(Beginning of Information provided)

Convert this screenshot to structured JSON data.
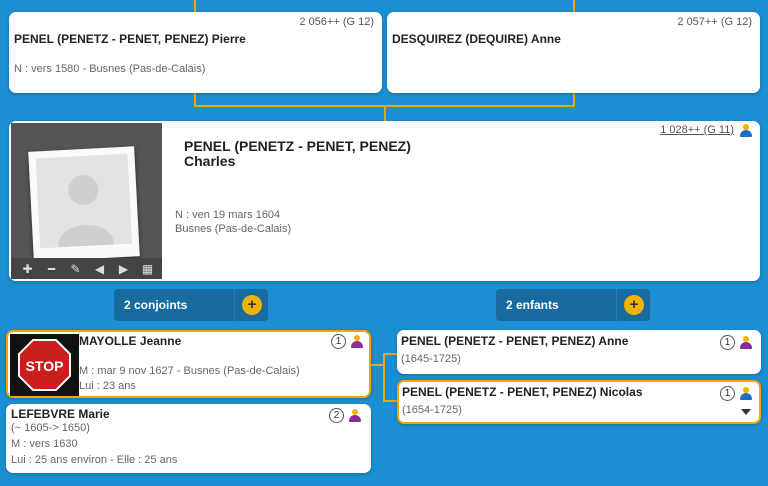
{
  "colors": {
    "background": "#1b8fd2",
    "accent": "#f0a500",
    "male": "#1e6fc4",
    "female": "#8b2c9a"
  },
  "father": {
    "name": "PENEL (PENETZ - PENET, PENEZ) Pierre",
    "ref": "2 056++ (G 12)",
    "birth": "N : vers 1580 - Busnes (Pas-de-Calais)"
  },
  "mother": {
    "name": "DESQUIREZ (DEQUIRE) Anne",
    "ref": "2 057++ (G 12)"
  },
  "focus": {
    "name_line1": "PENEL (PENETZ - PENET, PENEZ)",
    "name_line2": "Charles",
    "ref": "1 028++ (G 11)",
    "birth": "N : ven 19 mars 1604",
    "place": "Busnes (Pas-de-Calais)",
    "toolbar": [
      {
        "icon": "plus-icon",
        "glyph": "✚"
      },
      {
        "icon": "minus-icon",
        "glyph": "━"
      },
      {
        "icon": "pencil-icon",
        "glyph": "✎"
      },
      {
        "icon": "prev-icon",
        "glyph": "◀"
      },
      {
        "icon": "next-icon",
        "glyph": "▶"
      },
      {
        "icon": "film-icon",
        "glyph": "▦"
      }
    ]
  },
  "spouses_toggle": {
    "label": "2 conjoints",
    "plus": "+"
  },
  "children_toggle": {
    "label": "2 enfants",
    "plus": "+"
  },
  "spouses": [
    {
      "name": "MAYOLLE Jeanne",
      "num": "1",
      "marriage": "M : mar 9 nov 1627 - Busnes (Pas-de-Calais)",
      "age": "Lui : 23 ans",
      "photo_text": "STOP"
    },
    {
      "name": "LEFEBVRE Marie",
      "num": "2",
      "dates": "(~ 1605-> 1650)",
      "marriage": "M : vers 1630",
      "age": "Lui : 25 ans environ - Elle : 25 ans"
    }
  ],
  "children": [
    {
      "name": "PENEL (PENETZ - PENET, PENEZ) Anne",
      "num": "1",
      "dates": "(1645-1725)"
    },
    {
      "name": "PENEL (PENETZ - PENET, PENEZ) Nicolas",
      "num": "1",
      "dates": "(1654-1725)"
    }
  ]
}
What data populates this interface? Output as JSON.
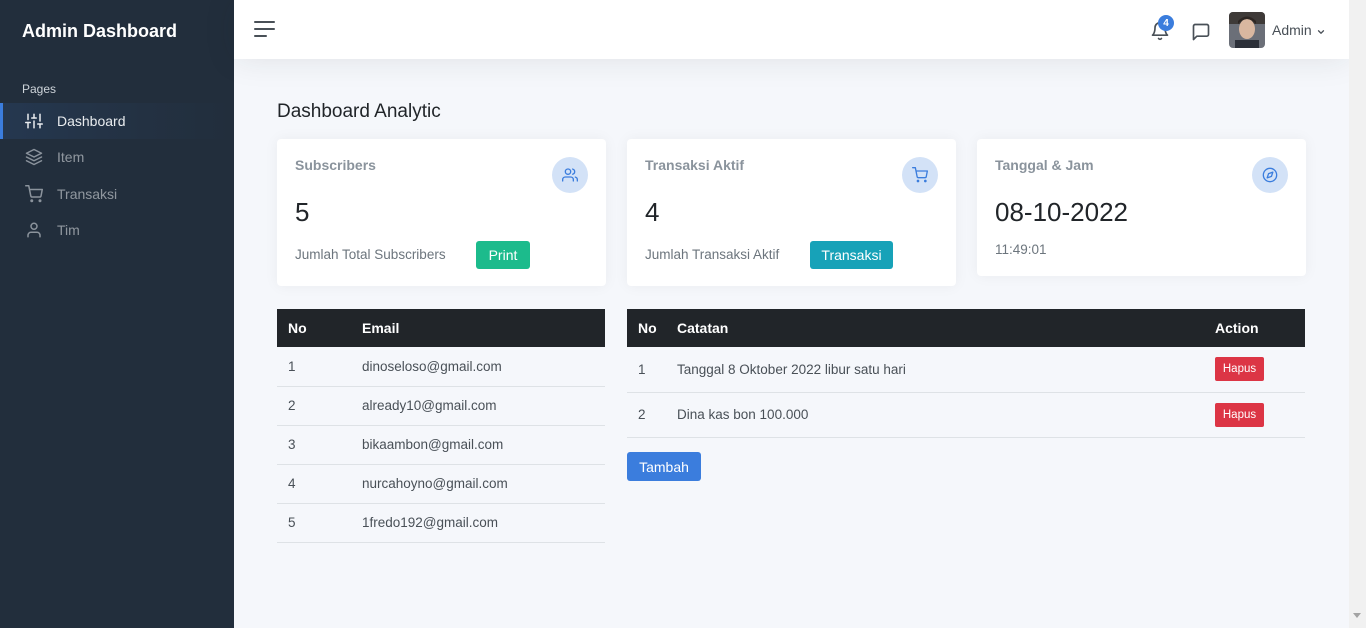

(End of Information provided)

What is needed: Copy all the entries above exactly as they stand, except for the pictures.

Exercise response:
Convert this screenshot to structured JSON data.
{
  "colors": {
    "background": "#1b8fd2",
    "accent": "#f0a500",
    "male": "#1e6fc4",
    "female": "#8b2c9a"
  },
  "father": {
    "name": "PENEL (PENETZ - PENET, PENEZ) Pierre",
    "ref": "2 056++ (G 12)",
    "birth": "N : vers 1580 - Busnes (Pas-de-Calais)"
  },
  "mother": {
    "name": "DESQUIREZ (DEQUIRE) Anne",
    "ref": "2 057++ (G 12)"
  },
  "focus": {
    "name_line1": "PENEL (PENETZ - PENET, PENEZ)",
    "name_line2": "Charles",
    "ref": "1 028++ (G 11)",
    "birth": "N : ven 19 mars 1604",
    "place": "Busnes (Pas-de-Calais)",
    "toolbar": [
      {
        "icon": "plus-icon",
        "glyph": "✚"
      },
      {
        "icon": "minus-icon",
        "glyph": "━"
      },
      {
        "icon": "pencil-icon",
        "glyph": "✎"
      },
      {
        "icon": "prev-icon",
        "glyph": "◀"
      },
      {
        "icon": "next-icon",
        "glyph": "▶"
      },
      {
        "icon": "film-icon",
        "glyph": "▦"
      }
    ]
  },
  "spouses_toggle": {
    "label": "2 conjoints",
    "plus": "+"
  },
  "children_toggle": {
    "label": "2 enfants",
    "plus": "+"
  },
  "spouses": [
    {
      "name": "MAYOLLE Jeanne",
      "num": "1",
      "marriage": "M : mar 9 nov 1627 - Busnes (Pas-de-Calais)",
      "age": "Lui : 23 ans",
      "photo_text": "STOP"
    },
    {
      "name": "LEFEBVRE Marie",
      "num": "2",
      "dates": "(~ 1605-> 1650)",
      "marriage": "M : vers 1630",
      "age": "Lui : 25 ans environ - Elle : 25 ans"
    }
  ],
  "children": [
    {
      "name": "PENEL (PENETZ - PENET, PENEZ) Anne",
      "num": "1",
      "dates": "(1645-1725)"
    },
    {
      "name": "PENEL (PENETZ - PENET, PENEZ) Nicolas",
      "num": "1",
      "dates": "(1654-1725)"
    }
  ]
}
What data populates this interface? Output as JSON.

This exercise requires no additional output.